Updated: Monday, 10 Sep 2012, 6:46 PM EDT
Published : Monday, 10 Sep 2012, 5:37 PM EDT
WEST SENECA, N.Y. (WIVB) - The spring freeze and dry summer have brought the apple crop down by about 40 percent this year in western New York.
"The cost to procure the fruit is more than double what it was last year. The price on the shelf hasn't quite gone up double, but there is a significant increase this year," said Garrett Mayer of Mayer Brothers.
Blackman Homestead Farms said they have had to raise prices about 20 to 25 percent. Though the drought has upped the price, it has also helped the taste of this year's batch of cider.
"We made our first batch of apple cider and it was very tasty and I don't see a change in that. Sometimes the dry weather the sugars come out a little stronger," Bob Blackman explained.
Mayer says prices have not hurt business though. In fact, they were able to open early this year.

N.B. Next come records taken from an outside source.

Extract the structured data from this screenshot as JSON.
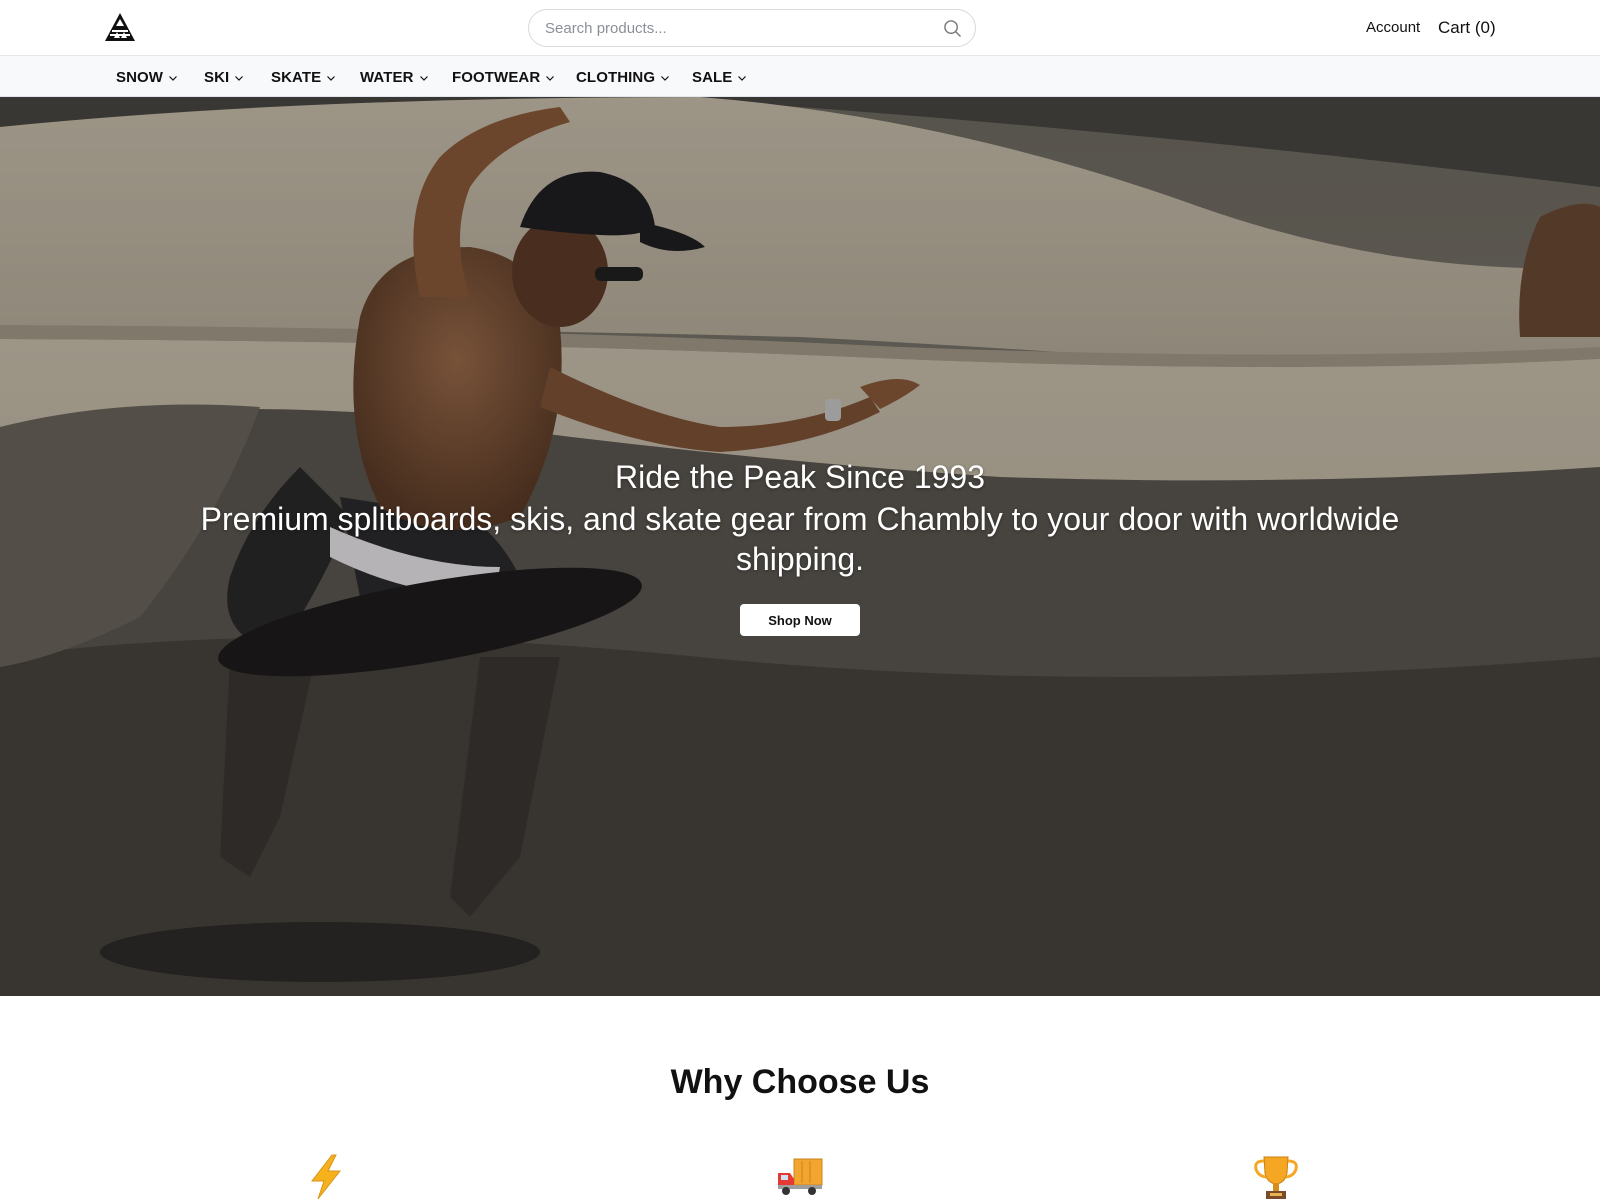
{
  "header": {
    "logo": "mountain-logo",
    "search_placeholder": "Search products...",
    "account_label": "Account",
    "cart_label": "Cart (0)"
  },
  "nav": {
    "items": [
      {
        "label": "SNOW"
      },
      {
        "label": "SKI"
      },
      {
        "label": "SKATE"
      },
      {
        "label": "WATER"
      },
      {
        "label": "FOOTWEAR"
      },
      {
        "label": "CLOTHING"
      },
      {
        "label": "SALE"
      }
    ]
  },
  "hero": {
    "title": "Ride the Peak Since 1993",
    "subtitle": "Premium splitboards, skis, and skate gear from Chambly to your door with worldwide shipping.",
    "cta_label": "Shop Now",
    "image": "skateboarder in concrete bowl"
  },
  "why": {
    "title": "Why Choose Us",
    "icons": [
      "lightning-icon",
      "delivery-truck-icon",
      "trophy-icon"
    ]
  },
  "colors": {
    "nav_bg": "#f8f9fb",
    "text": "#111111",
    "button_bg": "#ffffff"
  }
}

"They might be buying more donuts than cider, but we have seen more customers than we usually see in August, which has been great. It doesn't seem to be slowing people down much," said Mayer
He also said that when spring comes the apple availability will be lower and cider production will likely be discontinued earlier than normal this year. Any long term impact on the apple crop is still an unknown.
"That we can't tell for sure. Stress on trees. Last year we had a wet season and this year we had a dry season, which can do the reverse and still put stress on the tree. So we really don't know until we get out of this," Blackman said.